Analysis of Cold Airmass Temperature Modification across the U.S. Great Plains as a Consequence of Snow Depth and Albedo

Loading next page...
 
/lp/american-meteorological-society/analysis-of-cold-airmass-temperature-modification-across-the-u-s-great-HgrIUx3ivm
Publisher
American Meteorological Society
Copyright
Copyright © 1997 American Meteorological Society
ISSN
1520-0450
DOI
10.1175/1520-0450(1999)038<0696:AOCATM>2.0.CO;2
Publisher site
See Article on Publisher Site

Abstract

The presence of snow cover has been shown to modify atmospheric conditions through much of the earth’’s troposphere due to its radiative effects. Snow cover has garnered much attention in recent decades as a result of concerns associated with potential changes in the global environment that may be intensified by the presence or absence of a snow cover. As a result, a greater emphasis has been placed on the representation of snow cover in weather and climate prediction models. This study investigates the effects of snow albedo and snow depth on the modification of surface air temperatures within cold air masses moving across the U.S. Great Plains in winter. Through the adaptation of a one-dimensional snowpack model, the thermal characteristics of the core of a cold air mass were derived from the equation governing the heat balance between the surface and the lower atmosphere. The methodology was based on the premise that the core of a cold air mass may be considered homogeneous and not subject to advection of air from outside, thereby isolating the exchange of energy between the surface and the atmosphere as the control on lower-tropospheric temperatures. The adapted model included the synergism of the air mass––snow cover relationship through time, incorporating the natural feedback process. Simulation of surface air temperatures within four cold air masses over snow cover of different albedo values and depths led to several conclusions. In testing the effects of snow albedo, results indicate 1) mean daytime air temperatures 3°°––6°°C higher and maximum daytime air temperatures 7°°––12°°C higher over snow with an albedo equal to 0.50 compared to 0.90, as a consequence of differences in sensible heat flux, and ultimately, absorbed solar radiation, and 2) little thermal inertia and therefore little difference in subsequent nighttime airmass temperatures over snow with an albedo of 0.50 compared to 0.90. In testing the effects of snow depth, results indicate 1) little difference in daytime air temperatures associated with a snow depth of 2.5 cm compared to 15.0 or 30.0 cm, 2) an increase in mean nighttime temperatures of 0.2°°––0.7°°C over a snow depth of 2.5 cm compared to either of the larger depths, and 3) a masking of the underlying bare soil surfaces by the snow depths of 15.0 and 30.0 cm and virtually no difference in airmass temperatures over the two snow depths. The potential utility of the results of this study lies in their application as additional guidance for temperature forecasts within wintertime cold air masses over, and downstream from, snow cover across the U.S. Great Plains. Likewise, this study illustrates the importance of the various components of the heat balance between the lower atmosphere and snow cover as based on the physical characteristics of the snowpack, which could prove beneficial in considerations of snow cover in weather and climate models.

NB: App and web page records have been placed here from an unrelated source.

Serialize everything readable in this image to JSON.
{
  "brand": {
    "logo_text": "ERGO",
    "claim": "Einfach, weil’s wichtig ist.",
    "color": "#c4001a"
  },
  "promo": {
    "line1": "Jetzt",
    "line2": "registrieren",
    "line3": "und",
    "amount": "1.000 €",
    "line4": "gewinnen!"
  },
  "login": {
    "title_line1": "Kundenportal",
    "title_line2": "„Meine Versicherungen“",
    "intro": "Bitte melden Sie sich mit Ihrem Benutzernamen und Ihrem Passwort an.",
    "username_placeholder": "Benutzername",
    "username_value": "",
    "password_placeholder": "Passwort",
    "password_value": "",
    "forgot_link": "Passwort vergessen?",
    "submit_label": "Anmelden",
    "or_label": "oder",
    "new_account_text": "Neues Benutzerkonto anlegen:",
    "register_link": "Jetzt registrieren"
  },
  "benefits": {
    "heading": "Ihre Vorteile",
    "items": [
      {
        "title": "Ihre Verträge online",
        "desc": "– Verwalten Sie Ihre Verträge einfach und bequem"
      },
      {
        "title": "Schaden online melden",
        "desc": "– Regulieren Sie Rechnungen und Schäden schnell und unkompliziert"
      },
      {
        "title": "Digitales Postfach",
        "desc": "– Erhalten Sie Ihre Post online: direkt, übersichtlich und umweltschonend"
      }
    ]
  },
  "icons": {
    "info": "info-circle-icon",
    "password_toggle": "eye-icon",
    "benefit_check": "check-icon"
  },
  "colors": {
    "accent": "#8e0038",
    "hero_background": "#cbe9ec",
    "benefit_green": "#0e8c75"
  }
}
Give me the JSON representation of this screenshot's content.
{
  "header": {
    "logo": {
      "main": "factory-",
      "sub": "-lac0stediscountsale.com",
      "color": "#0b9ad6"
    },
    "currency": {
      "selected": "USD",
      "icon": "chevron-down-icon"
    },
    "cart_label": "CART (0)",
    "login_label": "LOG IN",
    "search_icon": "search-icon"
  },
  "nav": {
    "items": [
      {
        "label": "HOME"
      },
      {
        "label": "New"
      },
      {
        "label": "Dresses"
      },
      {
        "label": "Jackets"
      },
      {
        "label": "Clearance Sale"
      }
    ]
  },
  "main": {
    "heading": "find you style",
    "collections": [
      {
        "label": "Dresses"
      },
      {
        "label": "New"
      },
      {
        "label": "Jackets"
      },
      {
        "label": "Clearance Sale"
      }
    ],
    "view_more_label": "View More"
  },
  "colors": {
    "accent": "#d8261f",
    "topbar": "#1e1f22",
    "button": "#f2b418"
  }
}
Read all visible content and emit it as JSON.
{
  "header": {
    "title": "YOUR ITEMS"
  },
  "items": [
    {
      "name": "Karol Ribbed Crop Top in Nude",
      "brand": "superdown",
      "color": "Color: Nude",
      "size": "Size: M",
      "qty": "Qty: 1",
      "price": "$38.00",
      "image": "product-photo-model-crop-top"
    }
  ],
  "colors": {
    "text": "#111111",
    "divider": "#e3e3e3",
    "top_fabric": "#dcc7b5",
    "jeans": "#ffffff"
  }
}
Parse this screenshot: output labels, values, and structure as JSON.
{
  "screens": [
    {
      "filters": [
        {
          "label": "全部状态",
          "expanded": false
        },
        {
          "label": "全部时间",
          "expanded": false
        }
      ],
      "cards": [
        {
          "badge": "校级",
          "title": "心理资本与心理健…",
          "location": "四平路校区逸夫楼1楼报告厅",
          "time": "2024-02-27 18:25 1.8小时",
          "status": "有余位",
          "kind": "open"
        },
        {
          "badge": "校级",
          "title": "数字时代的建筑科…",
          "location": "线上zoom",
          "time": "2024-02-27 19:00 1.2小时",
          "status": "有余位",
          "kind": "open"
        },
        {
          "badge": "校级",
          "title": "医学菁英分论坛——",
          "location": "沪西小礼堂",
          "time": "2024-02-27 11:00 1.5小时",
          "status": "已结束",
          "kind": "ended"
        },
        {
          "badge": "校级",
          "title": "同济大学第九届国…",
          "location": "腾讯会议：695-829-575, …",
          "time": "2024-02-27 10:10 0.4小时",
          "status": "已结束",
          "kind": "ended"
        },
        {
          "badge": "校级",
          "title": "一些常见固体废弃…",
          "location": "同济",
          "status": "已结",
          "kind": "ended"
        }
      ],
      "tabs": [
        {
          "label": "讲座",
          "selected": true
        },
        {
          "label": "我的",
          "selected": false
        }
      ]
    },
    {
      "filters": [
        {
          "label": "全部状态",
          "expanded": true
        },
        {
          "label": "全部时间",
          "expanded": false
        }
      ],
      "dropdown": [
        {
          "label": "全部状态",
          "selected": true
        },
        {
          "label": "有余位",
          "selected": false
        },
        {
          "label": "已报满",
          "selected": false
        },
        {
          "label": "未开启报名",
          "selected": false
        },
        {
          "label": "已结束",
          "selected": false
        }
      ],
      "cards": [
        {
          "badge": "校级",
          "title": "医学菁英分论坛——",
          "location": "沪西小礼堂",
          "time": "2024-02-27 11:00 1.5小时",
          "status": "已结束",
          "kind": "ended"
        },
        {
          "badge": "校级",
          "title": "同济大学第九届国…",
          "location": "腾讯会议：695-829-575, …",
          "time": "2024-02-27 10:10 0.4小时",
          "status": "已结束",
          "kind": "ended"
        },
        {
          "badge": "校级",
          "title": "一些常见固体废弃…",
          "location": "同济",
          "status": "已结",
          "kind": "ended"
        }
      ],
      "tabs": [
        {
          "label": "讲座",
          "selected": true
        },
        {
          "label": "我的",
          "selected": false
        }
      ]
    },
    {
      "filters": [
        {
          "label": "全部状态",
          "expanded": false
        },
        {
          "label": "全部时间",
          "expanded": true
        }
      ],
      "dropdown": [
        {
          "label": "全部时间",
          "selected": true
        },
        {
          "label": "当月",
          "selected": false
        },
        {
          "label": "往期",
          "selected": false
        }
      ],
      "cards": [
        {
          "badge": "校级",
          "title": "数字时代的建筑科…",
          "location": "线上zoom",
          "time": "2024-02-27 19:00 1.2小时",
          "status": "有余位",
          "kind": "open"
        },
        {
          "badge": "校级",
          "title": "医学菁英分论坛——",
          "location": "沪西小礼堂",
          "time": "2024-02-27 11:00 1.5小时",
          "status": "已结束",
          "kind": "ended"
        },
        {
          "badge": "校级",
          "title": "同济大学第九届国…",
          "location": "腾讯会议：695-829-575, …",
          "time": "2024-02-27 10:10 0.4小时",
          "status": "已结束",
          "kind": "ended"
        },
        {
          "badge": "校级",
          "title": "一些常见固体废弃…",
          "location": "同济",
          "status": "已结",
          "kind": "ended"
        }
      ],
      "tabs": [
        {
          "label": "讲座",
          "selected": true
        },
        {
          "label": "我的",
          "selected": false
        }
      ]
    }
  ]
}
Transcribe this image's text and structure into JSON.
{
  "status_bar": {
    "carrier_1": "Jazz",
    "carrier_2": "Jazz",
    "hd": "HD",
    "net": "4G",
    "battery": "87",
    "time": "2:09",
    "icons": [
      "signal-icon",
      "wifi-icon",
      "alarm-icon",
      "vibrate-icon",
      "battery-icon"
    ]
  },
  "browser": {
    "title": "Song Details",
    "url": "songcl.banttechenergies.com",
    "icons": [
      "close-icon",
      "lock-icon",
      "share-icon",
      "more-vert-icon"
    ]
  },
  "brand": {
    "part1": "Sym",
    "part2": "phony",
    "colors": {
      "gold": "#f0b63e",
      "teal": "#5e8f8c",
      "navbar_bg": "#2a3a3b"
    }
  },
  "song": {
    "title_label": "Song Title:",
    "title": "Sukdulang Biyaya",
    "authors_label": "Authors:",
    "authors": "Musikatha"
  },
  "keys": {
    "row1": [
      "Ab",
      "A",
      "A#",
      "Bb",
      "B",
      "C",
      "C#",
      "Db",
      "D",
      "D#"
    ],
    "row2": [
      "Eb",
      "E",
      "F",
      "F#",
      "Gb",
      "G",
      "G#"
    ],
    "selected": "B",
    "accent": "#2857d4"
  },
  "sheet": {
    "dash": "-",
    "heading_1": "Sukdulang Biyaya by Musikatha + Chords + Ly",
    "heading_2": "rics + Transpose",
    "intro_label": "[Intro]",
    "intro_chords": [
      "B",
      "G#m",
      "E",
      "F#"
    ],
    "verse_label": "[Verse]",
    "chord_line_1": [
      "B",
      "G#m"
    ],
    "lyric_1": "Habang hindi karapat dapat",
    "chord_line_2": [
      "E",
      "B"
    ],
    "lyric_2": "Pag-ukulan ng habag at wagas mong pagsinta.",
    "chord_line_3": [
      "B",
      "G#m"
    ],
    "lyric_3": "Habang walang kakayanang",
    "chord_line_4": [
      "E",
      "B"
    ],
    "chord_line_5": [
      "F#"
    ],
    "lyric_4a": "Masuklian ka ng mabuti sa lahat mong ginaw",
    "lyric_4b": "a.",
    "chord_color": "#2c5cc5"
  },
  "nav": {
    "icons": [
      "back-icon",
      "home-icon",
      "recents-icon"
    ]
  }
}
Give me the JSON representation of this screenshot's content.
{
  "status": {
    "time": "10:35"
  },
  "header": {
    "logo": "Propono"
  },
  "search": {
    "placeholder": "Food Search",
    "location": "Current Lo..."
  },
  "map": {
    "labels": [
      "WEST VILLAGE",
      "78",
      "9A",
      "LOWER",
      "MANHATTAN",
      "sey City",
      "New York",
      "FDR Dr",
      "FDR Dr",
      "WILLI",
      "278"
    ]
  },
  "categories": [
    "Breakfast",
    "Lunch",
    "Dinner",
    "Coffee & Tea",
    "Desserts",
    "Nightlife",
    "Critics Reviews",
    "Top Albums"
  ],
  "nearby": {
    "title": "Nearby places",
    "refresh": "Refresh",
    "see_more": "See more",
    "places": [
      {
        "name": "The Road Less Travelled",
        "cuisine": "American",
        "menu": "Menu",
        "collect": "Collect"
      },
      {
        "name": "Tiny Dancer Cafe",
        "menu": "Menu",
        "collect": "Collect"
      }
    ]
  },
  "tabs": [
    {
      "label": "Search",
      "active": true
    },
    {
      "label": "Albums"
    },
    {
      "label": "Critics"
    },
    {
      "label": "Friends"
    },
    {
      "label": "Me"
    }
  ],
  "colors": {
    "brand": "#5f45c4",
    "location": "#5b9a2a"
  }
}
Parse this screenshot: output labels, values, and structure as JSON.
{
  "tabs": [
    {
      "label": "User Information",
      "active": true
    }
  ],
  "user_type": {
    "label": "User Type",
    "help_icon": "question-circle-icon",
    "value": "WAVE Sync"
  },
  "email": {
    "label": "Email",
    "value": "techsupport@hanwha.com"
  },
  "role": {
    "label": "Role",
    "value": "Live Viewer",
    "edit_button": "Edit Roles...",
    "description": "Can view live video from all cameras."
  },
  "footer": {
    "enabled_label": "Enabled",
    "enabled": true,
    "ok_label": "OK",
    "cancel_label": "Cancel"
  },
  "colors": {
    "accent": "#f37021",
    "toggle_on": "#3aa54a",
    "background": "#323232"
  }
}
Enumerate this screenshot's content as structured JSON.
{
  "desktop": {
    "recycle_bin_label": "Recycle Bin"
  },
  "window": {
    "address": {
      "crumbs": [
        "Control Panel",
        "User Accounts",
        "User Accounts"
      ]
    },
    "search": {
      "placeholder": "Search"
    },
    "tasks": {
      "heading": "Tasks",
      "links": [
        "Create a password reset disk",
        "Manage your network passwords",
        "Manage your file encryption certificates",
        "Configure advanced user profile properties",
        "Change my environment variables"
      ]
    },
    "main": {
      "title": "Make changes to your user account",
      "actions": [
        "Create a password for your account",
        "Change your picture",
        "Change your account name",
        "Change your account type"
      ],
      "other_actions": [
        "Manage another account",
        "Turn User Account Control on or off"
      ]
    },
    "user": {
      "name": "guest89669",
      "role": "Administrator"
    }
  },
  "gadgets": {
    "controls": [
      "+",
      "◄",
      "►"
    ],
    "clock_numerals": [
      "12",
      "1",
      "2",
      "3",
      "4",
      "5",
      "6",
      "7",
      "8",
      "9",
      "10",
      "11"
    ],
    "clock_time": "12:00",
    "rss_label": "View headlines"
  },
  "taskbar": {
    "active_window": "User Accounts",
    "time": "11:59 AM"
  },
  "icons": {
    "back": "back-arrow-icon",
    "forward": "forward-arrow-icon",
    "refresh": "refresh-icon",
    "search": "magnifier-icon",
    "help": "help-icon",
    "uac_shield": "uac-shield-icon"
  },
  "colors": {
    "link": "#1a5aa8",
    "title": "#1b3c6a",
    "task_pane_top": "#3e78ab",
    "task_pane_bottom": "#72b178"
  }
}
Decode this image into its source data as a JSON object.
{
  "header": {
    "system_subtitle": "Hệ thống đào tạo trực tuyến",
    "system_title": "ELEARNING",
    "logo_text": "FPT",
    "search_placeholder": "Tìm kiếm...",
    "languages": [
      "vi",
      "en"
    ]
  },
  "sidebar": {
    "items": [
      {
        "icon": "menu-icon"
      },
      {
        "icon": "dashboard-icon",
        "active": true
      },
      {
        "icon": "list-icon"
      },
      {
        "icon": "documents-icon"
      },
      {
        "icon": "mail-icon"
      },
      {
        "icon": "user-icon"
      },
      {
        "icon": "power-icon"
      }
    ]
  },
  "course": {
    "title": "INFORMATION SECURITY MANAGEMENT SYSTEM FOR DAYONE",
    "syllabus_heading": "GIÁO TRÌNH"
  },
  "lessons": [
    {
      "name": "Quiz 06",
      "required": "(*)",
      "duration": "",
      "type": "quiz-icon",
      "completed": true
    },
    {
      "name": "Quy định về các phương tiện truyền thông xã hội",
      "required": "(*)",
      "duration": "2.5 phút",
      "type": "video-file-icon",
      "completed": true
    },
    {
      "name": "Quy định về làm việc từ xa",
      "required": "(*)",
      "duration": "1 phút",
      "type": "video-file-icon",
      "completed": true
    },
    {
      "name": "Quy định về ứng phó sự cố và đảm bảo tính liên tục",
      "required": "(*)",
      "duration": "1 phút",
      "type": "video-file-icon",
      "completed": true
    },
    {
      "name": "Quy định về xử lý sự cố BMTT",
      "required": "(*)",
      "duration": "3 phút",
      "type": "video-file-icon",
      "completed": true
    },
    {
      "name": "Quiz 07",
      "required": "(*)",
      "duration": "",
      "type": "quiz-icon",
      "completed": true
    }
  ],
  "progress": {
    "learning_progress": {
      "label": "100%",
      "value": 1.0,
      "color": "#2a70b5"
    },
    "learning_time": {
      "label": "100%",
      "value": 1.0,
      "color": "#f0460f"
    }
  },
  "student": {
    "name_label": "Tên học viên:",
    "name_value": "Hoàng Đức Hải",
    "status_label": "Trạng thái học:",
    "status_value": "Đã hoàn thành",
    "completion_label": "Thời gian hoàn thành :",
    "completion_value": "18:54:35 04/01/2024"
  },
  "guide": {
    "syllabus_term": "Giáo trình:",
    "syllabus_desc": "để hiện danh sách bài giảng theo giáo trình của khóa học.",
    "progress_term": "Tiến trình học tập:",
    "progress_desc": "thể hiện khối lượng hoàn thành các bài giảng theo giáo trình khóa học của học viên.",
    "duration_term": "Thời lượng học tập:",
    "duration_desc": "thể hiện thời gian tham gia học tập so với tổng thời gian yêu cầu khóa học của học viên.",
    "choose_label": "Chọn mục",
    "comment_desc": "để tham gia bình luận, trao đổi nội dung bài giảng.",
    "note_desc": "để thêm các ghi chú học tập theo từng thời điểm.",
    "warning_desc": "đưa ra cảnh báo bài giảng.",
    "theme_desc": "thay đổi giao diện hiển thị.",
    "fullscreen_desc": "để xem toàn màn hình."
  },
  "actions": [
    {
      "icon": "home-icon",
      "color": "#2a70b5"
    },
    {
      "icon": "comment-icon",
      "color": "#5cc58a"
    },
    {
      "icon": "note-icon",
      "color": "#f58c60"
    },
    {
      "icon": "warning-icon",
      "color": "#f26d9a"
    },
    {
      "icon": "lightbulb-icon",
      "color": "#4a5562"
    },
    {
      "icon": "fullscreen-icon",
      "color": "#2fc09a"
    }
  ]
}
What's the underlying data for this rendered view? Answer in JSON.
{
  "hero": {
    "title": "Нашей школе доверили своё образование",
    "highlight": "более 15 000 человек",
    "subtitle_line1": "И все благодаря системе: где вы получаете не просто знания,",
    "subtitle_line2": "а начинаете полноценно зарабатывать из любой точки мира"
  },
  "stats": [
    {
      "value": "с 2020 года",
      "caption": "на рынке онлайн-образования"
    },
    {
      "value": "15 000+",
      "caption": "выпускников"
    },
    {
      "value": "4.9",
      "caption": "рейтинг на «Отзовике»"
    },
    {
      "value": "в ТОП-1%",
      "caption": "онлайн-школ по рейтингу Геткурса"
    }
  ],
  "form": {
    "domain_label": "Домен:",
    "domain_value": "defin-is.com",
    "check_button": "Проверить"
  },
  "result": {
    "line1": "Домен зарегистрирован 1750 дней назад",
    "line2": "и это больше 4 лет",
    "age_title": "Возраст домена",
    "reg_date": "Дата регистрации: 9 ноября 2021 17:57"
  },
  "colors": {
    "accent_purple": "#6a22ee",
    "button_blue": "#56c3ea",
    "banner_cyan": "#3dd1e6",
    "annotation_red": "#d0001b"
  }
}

Journal

Journal of Applied MeteorologyAmerican Meteorological Society

Published: Dec 15, 1997

There are no references for this article.